EXERCISE PROMPT:
Only the lines from the one that contains "Read all visible content and emit it as JSON." through the last line of the records should appear, each printed exactly as it is.

[Dataset rows for apps and sites]
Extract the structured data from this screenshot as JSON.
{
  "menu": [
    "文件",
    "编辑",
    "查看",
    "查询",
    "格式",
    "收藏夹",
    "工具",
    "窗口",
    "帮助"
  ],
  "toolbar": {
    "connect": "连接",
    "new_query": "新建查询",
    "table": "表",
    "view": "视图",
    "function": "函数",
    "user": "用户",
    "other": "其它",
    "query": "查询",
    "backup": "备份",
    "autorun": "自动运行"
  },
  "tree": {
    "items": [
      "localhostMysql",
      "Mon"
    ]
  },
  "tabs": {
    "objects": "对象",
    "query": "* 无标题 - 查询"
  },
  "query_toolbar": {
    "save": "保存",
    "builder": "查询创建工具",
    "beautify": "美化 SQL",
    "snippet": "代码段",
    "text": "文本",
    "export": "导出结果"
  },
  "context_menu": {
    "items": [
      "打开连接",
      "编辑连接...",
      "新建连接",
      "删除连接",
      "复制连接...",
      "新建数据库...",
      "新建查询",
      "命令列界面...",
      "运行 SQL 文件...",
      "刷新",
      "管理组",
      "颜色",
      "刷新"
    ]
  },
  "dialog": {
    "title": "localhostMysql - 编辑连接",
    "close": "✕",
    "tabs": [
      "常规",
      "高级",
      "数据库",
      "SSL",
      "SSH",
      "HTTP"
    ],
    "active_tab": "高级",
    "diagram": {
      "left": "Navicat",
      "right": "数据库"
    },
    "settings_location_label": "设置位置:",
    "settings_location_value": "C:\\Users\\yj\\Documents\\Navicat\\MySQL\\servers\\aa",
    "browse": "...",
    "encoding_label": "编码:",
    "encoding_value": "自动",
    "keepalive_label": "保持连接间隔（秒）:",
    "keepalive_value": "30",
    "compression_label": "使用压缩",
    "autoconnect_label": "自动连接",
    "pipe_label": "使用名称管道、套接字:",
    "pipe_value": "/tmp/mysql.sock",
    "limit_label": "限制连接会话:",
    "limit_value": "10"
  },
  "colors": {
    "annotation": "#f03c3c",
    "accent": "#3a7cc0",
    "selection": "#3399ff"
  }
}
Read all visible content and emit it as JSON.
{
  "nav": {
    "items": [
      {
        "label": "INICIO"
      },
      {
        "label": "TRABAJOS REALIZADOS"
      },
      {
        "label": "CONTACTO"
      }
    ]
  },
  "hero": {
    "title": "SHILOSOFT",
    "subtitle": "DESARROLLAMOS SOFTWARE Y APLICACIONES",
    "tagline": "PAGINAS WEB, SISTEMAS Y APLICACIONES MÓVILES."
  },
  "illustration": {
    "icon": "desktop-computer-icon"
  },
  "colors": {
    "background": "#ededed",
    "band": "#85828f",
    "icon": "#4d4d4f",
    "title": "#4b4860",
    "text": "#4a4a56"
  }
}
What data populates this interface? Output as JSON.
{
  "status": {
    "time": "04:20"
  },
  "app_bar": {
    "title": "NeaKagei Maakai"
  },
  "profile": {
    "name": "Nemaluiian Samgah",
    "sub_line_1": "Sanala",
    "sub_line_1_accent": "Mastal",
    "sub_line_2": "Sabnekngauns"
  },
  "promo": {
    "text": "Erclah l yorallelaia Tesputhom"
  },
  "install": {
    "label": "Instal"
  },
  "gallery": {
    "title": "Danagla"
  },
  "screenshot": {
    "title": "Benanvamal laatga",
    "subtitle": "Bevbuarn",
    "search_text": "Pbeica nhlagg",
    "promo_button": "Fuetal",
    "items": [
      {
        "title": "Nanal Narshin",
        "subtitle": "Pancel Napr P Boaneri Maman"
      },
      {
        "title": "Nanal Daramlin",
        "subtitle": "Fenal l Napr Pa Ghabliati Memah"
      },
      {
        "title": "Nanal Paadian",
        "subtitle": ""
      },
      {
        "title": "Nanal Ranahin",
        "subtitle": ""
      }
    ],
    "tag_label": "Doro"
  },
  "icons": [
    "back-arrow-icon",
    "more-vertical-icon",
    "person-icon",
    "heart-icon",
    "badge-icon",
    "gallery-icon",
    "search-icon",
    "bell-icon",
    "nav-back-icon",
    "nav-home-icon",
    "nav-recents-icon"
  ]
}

REPLY:
Read all visible content and emit it as JSON.
{
  "nav": {
    "items": [
      {
        "label": "INICIO"
      },
      {
        "label": "TRABAJOS REALIZADOS"
      },
      {
        "label": "CONTACTO"
      }
    ]
  },
  "hero": {
    "title": "SHILOSOFT",
    "subtitle": "DESARROLLAMOS SOFTWARE Y APLICACIONES",
    "tagline": "PAGINAS WEB, SISTEMAS Y APLICACIONES MÓVILES."
  },
  "illustration": {
    "icon": "desktop-computer-icon"
  },
  "colors": {
    "background": "#ededed",
    "band": "#85828f",
    "icon": "#4d4d4f",
    "title": "#4b4860",
    "text": "#4a4a56"
  }
}
What data populates this interface? Output as JSON.
{
  "status": {
    "time": "04:20"
  },
  "app_bar": {
    "title": "NeaKagei Maakai"
  },
  "profile": {
    "name": "Nemaluiian Samgah",
    "sub_line_1": "Sanala",
    "sub_line_1_accent": "Mastal",
    "sub_line_2": "Sabnekngauns"
  },
  "promo": {
    "text": "Erclah l yorallelaia Tesputhom"
  },
  "install": {
    "label": "Instal"
  },
  "gallery": {
    "title": "Danagla"
  },
  "screenshot": {
    "title": "Benanvamal laatga",
    "subtitle": "Bevbuarn",
    "search_text": "Pbeica nhlagg",
    "promo_button": "Fuetal",
    "items": [
      {
        "title": "Nanal Narshin",
        "subtitle": "Pancel Napr P Boaneri Maman"
      },
      {
        "title": "Nanal Daramlin",
        "subtitle": "Fenal l Napr Pa Ghabliati Memah"
      },
      {
        "title": "Nanal Paadian",
        "subtitle": ""
      },
      {
        "title": "Nanal Ranahin",
        "subtitle": ""
      }
    ],
    "tag_label": "Doro"
  },
  "icons": [
    "back-arrow-icon",
    "more-vertical-icon",
    "person-icon",
    "heart-icon",
    "badge-icon",
    "gallery-icon",
    "search-icon",
    "bell-icon",
    "nav-back-icon",
    "nav-home-icon",
    "nav-recents-icon"
  ]
}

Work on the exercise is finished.